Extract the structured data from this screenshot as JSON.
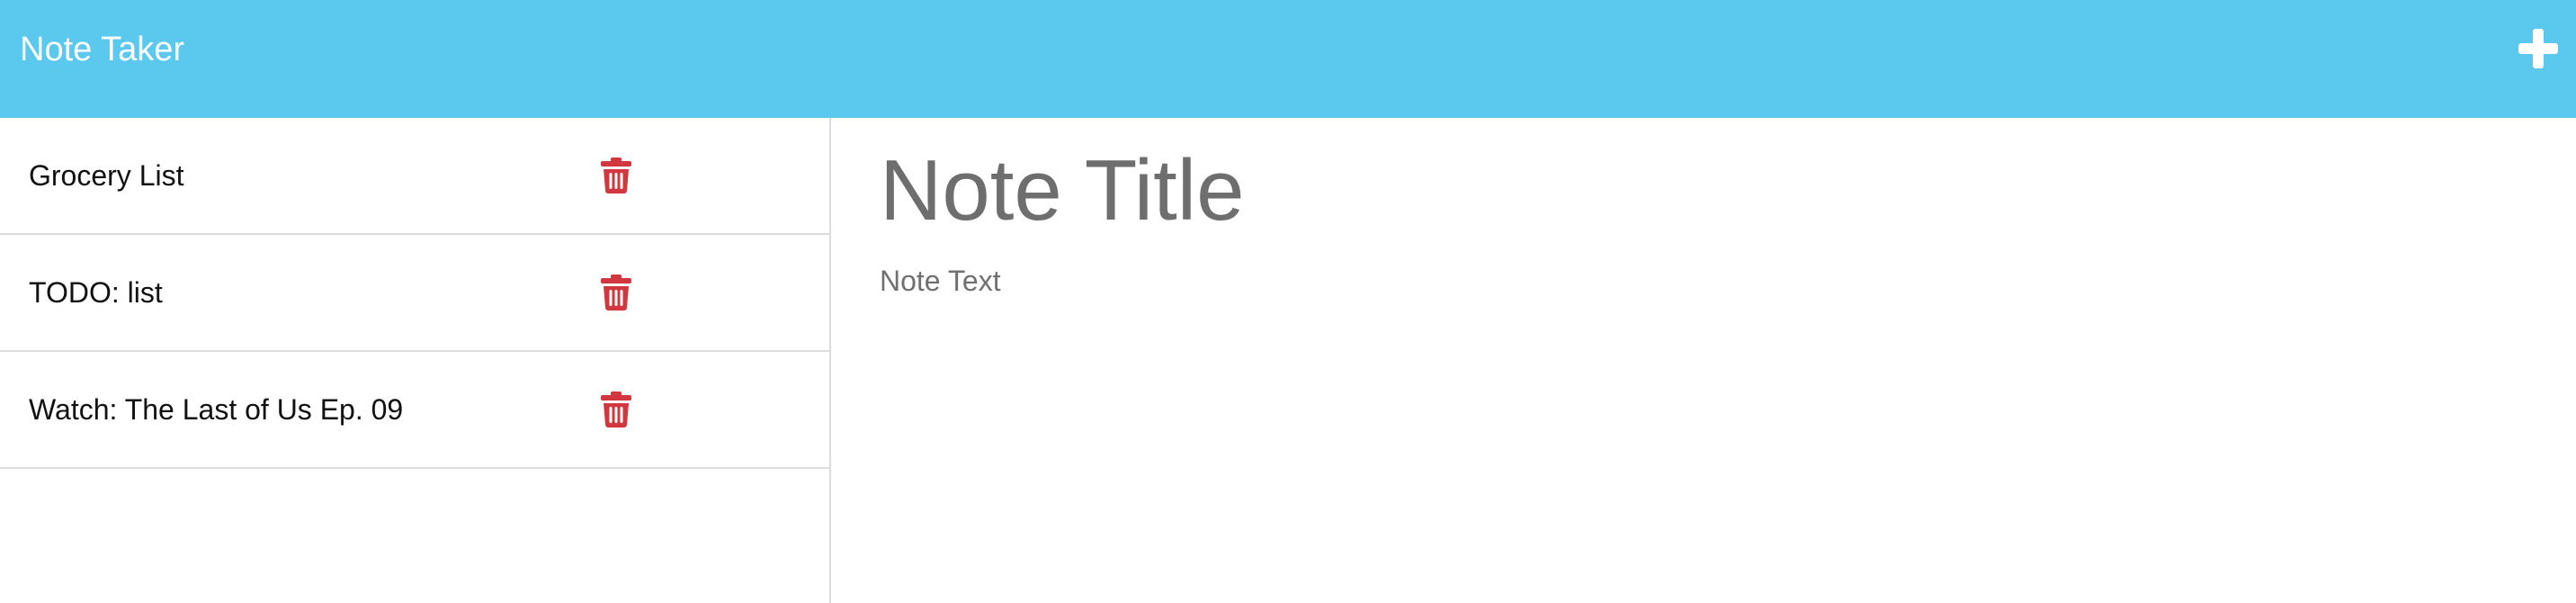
{
  "app": {
    "title": "Note Taker",
    "accent_color": "#5bc8ee",
    "new_note_icon": "plus-icon"
  },
  "notes": [
    {
      "title": "Grocery List",
      "delete_icon": "trash-icon"
    },
    {
      "title": "TODO: list",
      "delete_icon": "trash-icon"
    },
    {
      "title": "Watch: The Last of Us Ep. 09",
      "delete_icon": "trash-icon"
    }
  ],
  "editor": {
    "title_placeholder": "Note Title",
    "text_placeholder": "Note Text"
  },
  "colors": {
    "delete": "#d2373f",
    "divider": "#dcdcdc"
  }
}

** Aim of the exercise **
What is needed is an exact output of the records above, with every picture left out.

** Result **
Extract the structured data from this screenshot as JSON.
{
  "app": {
    "title": "Note Taker",
    "accent_color": "#5bc8ee",
    "new_note_icon": "plus-icon"
  },
  "notes": [
    {
      "title": "Grocery List",
      "delete_icon": "trash-icon"
    },
    {
      "title": "TODO: list",
      "delete_icon": "trash-icon"
    },
    {
      "title": "Watch: The Last of Us Ep. 09",
      "delete_icon": "trash-icon"
    }
  ],
  "editor": {
    "title_placeholder": "Note Title",
    "text_placeholder": "Note Text"
  },
  "colors": {
    "delete": "#d2373f",
    "divider": "#dcdcdc"
  }
}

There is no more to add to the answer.